"There is no secret"
It's the most disappointing answer I have ever heard.
I felt so disappointed. As if all that I had done and tried in the process was worthless.
How many questions must I ask -- questions that I must look forward to in the event that I find a lead to an answer that can change everything?
When do I know that I have reached and found an acceptable answer?
These are the questions that I ask myself every-time I get frustrated.
And I'm starting to think that I might be encouraging a flaw in my thinking. Continually expecting that one simple answer, could magically change everything about my life, is very unrealistic.
But I do think that way.
For the most part, that's the best part of my life: dreaming and imagining about the good things in life. It's a habit that has continually harbored my sanity and given me permission to be somewhat healthy and optimistic in life.
But it does have its drawbacks.
It makes you feel unaccomplished all the fucking time.
It reminds you of your failures more often than ever.
It blasts everyone else's success.
And it leaves you feeling unmotivated, questioning every bit of your ambition.

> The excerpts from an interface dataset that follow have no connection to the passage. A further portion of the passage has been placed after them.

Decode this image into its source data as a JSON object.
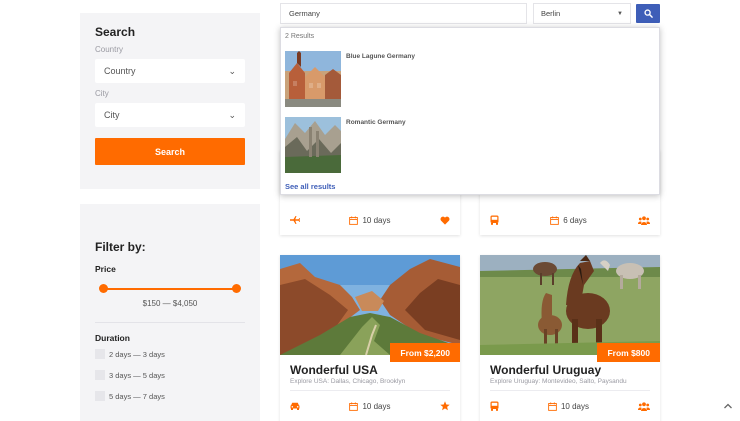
{
  "search_panel": {
    "title": "Search",
    "country_label": "Country",
    "country_value": "Country",
    "city_label": "City",
    "city_value": "City",
    "button_label": "Search"
  },
  "filter_panel": {
    "title": "Filter by:",
    "price_label": "Price",
    "price_range": "$150 — $4,050",
    "duration_label": "Duration",
    "durations": [
      "2  days — 3  days",
      "3  days — 5  days",
      "5  days — 7  days"
    ]
  },
  "top_search": {
    "query": "Germany",
    "city": "Berlin"
  },
  "dropdown": {
    "count": "2 Results",
    "items": [
      {
        "name": "Blue Lagune Germany"
      },
      {
        "name": "Romantic Germany"
      }
    ],
    "see_all": "See all results"
  },
  "cards": [
    {
      "duration": "10 days"
    },
    {
      "duration": "6 days"
    },
    {
      "title": "Wonderful USA",
      "desc": "Explore USA: Dallas, Chicago, Brooklyn",
      "price": "From $2,200",
      "duration": "10 days"
    },
    {
      "title": "Wonderful Uruguay",
      "desc": "Explore Uruguay: Montevideo, Salto, Paysandu",
      "price": "From $800",
      "duration": "10 days"
    }
  ],
  "colors": {
    "accent": "#ff6b00",
    "primary": "#3e5eb8"
  }
}
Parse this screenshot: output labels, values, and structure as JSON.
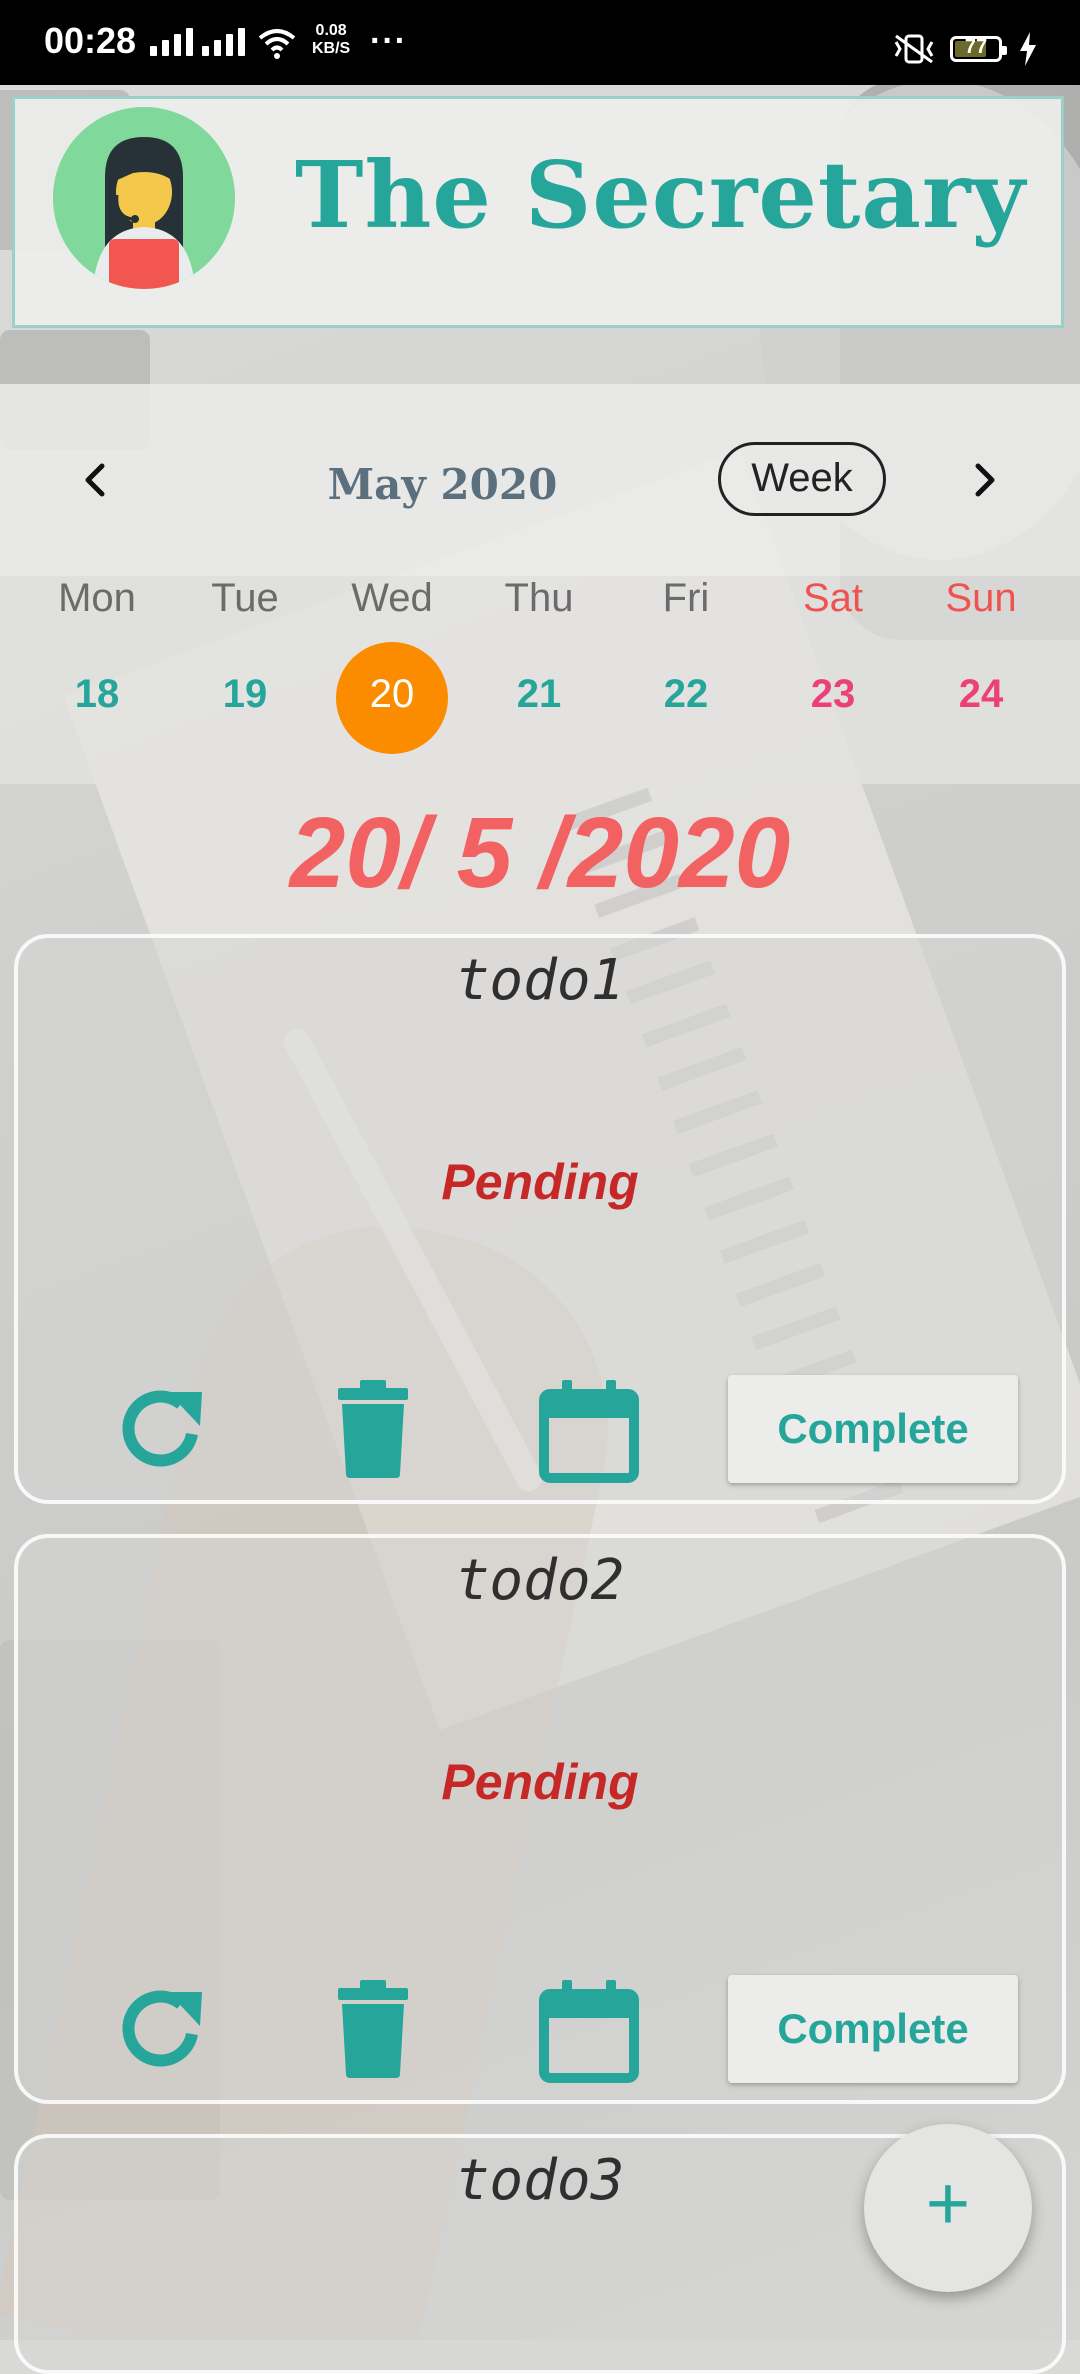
{
  "status_bar": {
    "time": "00:28",
    "net_speed_value": "0.08",
    "net_speed_unit": "KB/S",
    "overflow": "···",
    "battery_percent": "77",
    "battery_level": 0.77
  },
  "app": {
    "title": "The Secretary",
    "avatar_icon": "secretary-avatar-icon",
    "accent_color": "#26a69a"
  },
  "calendar": {
    "month_label": "May 2020",
    "view_button": "Week",
    "prev_icon": "chevron-left-icon",
    "next_icon": "chevron-right-icon",
    "days": [
      {
        "dow": "Mon",
        "date": "18"
      },
      {
        "dow": "Tue",
        "date": "19"
      },
      {
        "dow": "Wed",
        "date": "20"
      },
      {
        "dow": "Thu",
        "date": "21"
      },
      {
        "dow": "Fri",
        "date": "22"
      },
      {
        "dow": "Sat",
        "date": "23"
      },
      {
        "dow": "Sun",
        "date": "24"
      }
    ],
    "selected_date": "20",
    "selected_color": "#fb8c00"
  },
  "selected_date_display": "20/ 5 /2020",
  "todos": [
    {
      "title": "todo1",
      "status": "Pending",
      "complete_label": "Complete"
    },
    {
      "title": "todo2",
      "status": "Pending",
      "complete_label": "Complete"
    },
    {
      "title": "todo3"
    }
  ],
  "todo_actions": {
    "refresh_icon": "refresh-icon",
    "delete_icon": "trash-icon",
    "calendar_icon": "calendar-icon"
  },
  "fab": {
    "label": "+",
    "icon": "plus-icon"
  }
}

All of a sudden, tired and impatient of the results, I'll spark a philosophical question -- why am I even interested in accomplishing these goals?
What's the point, when I already feel too comfortable and certain in my life? Wasn't there someone who said, "don't fix what's not broken"?

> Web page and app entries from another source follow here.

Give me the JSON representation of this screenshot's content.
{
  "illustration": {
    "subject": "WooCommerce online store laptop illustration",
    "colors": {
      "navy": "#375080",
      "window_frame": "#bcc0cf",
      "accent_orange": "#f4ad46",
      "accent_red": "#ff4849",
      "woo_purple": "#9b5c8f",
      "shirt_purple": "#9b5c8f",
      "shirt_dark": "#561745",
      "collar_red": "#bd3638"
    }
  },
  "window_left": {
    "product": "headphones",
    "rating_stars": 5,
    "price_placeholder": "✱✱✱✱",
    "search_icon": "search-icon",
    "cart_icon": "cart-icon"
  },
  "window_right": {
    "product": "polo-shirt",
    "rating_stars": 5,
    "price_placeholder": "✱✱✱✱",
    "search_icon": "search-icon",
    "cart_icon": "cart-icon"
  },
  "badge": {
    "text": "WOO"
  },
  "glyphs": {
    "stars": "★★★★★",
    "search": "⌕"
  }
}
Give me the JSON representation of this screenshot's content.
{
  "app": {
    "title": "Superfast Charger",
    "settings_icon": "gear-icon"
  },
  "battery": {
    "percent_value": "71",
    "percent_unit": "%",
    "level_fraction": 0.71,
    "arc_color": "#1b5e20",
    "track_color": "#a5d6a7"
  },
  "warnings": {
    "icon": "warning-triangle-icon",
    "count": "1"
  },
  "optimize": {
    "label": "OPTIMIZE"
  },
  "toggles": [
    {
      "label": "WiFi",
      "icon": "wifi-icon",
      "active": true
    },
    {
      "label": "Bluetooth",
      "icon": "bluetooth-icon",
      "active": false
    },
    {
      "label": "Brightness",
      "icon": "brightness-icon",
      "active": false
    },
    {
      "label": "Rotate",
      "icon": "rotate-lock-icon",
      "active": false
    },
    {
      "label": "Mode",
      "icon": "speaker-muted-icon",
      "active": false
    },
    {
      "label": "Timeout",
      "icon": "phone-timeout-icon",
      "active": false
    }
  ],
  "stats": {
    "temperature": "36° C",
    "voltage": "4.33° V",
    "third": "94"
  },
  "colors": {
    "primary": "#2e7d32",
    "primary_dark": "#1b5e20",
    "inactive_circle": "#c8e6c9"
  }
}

And you start to ask, Is it even worth labeling myself as an ambitious person? Or worse, am I a fake?
Maybe I am and maybe I am not.
It might just be better altogether to not even ask that last question.
It might be better to accept that part of my being as a part of the whole equation: you know, the yin and the yang thing.
It might also be easier to embrace and amplify the good things so that they keep the light of hope flicking in my eyes.